» **Prompt**:
Please tally the lines below that contain the string "JSON" and reply with that figure only.

App and web page records
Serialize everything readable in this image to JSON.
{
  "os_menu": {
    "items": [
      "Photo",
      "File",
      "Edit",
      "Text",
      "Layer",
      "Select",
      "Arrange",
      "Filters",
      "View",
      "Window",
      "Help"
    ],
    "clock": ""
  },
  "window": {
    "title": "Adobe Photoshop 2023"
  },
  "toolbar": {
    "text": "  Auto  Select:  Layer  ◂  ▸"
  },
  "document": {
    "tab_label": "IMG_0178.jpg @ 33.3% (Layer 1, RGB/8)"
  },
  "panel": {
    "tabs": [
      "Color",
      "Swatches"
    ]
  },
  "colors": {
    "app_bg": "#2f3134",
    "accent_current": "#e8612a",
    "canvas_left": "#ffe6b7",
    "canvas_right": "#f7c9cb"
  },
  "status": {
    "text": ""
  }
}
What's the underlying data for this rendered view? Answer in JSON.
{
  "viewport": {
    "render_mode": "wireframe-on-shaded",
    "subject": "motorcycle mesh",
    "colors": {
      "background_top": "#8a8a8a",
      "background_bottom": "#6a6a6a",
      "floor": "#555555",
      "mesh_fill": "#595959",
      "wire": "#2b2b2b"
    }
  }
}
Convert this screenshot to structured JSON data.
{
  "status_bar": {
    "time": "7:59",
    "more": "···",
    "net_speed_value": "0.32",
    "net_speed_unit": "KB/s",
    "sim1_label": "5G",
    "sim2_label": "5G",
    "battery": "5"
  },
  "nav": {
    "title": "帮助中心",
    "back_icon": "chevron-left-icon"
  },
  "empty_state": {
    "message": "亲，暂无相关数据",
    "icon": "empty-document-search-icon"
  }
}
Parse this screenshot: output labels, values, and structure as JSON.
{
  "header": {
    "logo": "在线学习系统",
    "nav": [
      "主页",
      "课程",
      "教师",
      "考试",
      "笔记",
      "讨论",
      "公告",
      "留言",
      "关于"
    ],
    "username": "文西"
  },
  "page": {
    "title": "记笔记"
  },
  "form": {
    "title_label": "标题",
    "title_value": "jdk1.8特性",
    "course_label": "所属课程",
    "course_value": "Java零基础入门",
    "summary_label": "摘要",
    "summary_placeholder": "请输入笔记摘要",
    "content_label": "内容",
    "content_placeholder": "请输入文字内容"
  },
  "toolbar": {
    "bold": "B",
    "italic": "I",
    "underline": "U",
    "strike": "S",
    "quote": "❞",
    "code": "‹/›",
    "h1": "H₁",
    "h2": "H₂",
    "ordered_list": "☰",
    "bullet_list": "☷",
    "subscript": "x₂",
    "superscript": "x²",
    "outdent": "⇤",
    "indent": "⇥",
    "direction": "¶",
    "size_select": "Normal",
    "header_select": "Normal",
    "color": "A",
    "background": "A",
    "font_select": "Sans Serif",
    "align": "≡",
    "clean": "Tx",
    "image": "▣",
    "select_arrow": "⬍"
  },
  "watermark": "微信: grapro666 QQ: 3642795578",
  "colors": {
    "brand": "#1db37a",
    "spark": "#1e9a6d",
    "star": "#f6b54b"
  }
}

» **Your solution**:
4